## PROBLEM DESCRIPTION
The only thing to send back is the number of lines below that hold the string "SnapZone".

## SOURCE DATA
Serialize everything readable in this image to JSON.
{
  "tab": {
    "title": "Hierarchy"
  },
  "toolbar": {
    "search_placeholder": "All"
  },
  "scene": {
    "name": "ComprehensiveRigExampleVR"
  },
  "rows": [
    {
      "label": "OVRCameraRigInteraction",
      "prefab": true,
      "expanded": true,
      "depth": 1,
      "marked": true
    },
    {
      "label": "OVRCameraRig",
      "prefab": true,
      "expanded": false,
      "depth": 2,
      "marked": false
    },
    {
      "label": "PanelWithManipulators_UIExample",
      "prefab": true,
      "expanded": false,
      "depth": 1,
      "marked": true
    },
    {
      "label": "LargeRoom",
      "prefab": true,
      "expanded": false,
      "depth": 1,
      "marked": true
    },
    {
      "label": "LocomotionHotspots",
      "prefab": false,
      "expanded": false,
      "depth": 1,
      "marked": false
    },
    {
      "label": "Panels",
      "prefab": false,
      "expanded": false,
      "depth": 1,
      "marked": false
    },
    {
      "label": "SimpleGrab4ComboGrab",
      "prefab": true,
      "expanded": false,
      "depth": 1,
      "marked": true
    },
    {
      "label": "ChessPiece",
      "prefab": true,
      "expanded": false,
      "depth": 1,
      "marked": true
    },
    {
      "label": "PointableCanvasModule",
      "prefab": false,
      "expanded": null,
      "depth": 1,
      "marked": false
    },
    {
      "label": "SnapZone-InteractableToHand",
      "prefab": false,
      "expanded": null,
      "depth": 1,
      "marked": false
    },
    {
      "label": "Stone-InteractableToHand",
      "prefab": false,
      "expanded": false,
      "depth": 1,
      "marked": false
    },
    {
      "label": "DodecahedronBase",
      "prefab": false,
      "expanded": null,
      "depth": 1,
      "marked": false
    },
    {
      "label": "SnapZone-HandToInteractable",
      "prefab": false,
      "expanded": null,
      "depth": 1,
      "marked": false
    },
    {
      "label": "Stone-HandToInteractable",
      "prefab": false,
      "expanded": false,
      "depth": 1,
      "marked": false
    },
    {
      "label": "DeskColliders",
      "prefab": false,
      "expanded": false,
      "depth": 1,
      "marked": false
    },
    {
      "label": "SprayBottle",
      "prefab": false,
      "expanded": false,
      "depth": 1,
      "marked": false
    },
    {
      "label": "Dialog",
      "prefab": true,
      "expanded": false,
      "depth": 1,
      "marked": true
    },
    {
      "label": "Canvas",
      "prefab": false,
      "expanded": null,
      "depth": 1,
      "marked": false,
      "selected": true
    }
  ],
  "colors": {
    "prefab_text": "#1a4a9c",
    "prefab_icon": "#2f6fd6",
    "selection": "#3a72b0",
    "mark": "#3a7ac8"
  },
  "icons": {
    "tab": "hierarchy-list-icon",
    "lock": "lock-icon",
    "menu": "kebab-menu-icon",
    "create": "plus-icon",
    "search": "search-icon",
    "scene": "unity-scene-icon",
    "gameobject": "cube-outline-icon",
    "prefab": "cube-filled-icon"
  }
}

## ANSWER TO THIS PROBLEM
2